Mr Ayikoi Otoo told Abena Tabi, host of the KEY POINTS on TV3 Saturday March 6 that Mr Mahama had a bad case for which it was dismissed by the Supreme Court.
He explained that the burden of proof was on the petitioner and not the respondents.
“Nobody should say the cases was dismissed because the EC chair did nit mount the box,” he said adding that “You had a very bad.”
After the dismissal of the petition by the apex court on Thursday March 4, Mr Mahama said that the Supreme Court and Counsel for the 1st Respondent in the just-ended election petition hearing aided the Chair of the Electoral Commission (EC) Jean Mensa from accounting to the people of Ghana by evading cross examination.
Mr Mahama said “Ghanaians will also remember this 2021 Election Petition for that profound moment when the Chairperson of the Electoral Commission opted to evade public scrutiny.
“Everything was done in this trial to prevent the Commission from accounting to the people in whose name they hold office.
“Requests for Interrogatories were dismissed. A request to inspect documents in the possession of he Commission was turned down. The request for admission of facts was ignored.
“Worse still, she was aided by her counsel and the court to avoid explaining to the good people of Ghana from her own testimony, under oath in a properly constituted court of law, the errors she herself admits to have committed in the declaration of the 2020 Presidential election results.
“This is a clear stab in the heart of transparency and accountability to the sovereign people of Ghana. Whatever the reasons for not allowing Mrs. Jean Mensa to testify or answer any questions, it leaves an embarrassing stain, not only on our justice delivery system but also, on the nation’s electoral system, which has deepened the grave doubts harboured by many Ghanaians about the true outcome of the December 2020 Presidential Election.
“The motto of Ghana’s Electoral Commission is Transparency, Fairness and Integrity – principles the key actors clearly failed to live up to on this occasion.
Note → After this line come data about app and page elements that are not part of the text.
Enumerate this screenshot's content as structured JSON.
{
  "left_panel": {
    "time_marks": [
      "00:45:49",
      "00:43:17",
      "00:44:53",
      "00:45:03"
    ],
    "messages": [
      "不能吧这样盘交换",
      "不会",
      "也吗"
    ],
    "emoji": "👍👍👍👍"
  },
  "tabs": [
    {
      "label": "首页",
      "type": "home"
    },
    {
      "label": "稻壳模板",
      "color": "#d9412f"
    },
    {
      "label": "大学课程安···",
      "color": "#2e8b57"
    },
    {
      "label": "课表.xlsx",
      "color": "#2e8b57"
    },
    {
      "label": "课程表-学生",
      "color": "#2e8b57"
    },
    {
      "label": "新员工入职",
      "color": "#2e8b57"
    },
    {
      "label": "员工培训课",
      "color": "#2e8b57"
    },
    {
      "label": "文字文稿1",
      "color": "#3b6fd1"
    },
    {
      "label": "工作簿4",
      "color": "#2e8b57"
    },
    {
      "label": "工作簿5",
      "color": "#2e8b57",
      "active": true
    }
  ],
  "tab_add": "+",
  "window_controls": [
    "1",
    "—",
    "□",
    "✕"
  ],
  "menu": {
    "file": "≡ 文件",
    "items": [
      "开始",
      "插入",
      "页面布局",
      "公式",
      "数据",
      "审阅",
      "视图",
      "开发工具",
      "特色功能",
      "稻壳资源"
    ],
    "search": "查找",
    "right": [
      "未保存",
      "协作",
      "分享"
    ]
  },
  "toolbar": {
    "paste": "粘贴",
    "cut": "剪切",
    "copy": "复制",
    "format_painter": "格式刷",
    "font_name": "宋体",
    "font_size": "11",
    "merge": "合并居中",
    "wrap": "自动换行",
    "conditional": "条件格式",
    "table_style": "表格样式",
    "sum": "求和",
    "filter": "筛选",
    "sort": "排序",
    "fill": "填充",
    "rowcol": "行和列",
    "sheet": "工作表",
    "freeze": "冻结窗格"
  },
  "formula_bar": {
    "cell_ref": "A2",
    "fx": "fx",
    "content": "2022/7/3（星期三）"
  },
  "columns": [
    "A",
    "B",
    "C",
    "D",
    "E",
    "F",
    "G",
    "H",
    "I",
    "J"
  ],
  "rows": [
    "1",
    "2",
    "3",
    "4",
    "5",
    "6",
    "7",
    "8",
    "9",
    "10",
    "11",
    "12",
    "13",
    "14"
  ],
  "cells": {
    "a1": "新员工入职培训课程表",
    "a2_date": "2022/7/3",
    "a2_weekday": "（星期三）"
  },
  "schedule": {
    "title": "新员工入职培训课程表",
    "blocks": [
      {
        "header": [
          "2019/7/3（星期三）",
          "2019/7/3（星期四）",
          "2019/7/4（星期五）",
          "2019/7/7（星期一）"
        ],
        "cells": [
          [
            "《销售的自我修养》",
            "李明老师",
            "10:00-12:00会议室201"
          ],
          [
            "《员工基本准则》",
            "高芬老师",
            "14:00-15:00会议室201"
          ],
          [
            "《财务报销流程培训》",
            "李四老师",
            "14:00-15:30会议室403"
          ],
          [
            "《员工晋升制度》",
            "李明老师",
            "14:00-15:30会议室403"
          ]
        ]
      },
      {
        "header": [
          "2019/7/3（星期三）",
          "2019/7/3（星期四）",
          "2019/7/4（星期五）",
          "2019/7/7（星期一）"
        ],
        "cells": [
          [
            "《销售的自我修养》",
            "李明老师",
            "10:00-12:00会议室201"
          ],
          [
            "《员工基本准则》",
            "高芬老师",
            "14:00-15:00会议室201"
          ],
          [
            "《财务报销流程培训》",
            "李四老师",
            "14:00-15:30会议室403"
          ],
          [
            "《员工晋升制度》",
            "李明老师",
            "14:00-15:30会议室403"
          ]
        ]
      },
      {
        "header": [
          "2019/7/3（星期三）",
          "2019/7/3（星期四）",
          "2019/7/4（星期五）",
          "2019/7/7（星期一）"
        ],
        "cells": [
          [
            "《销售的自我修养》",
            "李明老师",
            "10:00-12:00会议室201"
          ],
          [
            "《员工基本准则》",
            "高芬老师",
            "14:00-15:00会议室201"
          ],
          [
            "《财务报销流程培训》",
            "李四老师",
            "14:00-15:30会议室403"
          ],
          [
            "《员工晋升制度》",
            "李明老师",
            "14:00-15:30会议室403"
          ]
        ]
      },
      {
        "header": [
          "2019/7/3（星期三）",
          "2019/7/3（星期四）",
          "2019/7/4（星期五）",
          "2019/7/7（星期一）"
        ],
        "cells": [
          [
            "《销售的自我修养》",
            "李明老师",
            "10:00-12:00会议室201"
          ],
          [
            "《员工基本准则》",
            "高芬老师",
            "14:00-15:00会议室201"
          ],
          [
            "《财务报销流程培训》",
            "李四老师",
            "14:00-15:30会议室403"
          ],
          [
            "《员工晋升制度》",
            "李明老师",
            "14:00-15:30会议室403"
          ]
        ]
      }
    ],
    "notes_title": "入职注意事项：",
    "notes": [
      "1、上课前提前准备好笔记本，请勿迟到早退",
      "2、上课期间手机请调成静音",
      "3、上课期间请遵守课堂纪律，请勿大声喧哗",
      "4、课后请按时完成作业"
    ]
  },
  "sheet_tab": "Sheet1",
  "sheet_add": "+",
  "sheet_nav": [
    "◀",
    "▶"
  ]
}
The refusal to account to Ghanaians, further, sets the worrying precedent – and I do really worry about this dangerous precedent – that may allow other heads of state institutions to adopt an approach of opacity and non-accountability in their work.
“Just because they can rely on unconvincing interpretations of our laws to shield them from scrutiny in the near future. I hope and pray that time will prove me wrong. There is a famous legal maxim brought into common use by Lord Chief Justice Hewart in 1924, that ‘Justice must not only be done but should manifestly and undoubtedly seen to be done’,”.
By Laud Nartey|3news.com|Ghana]]>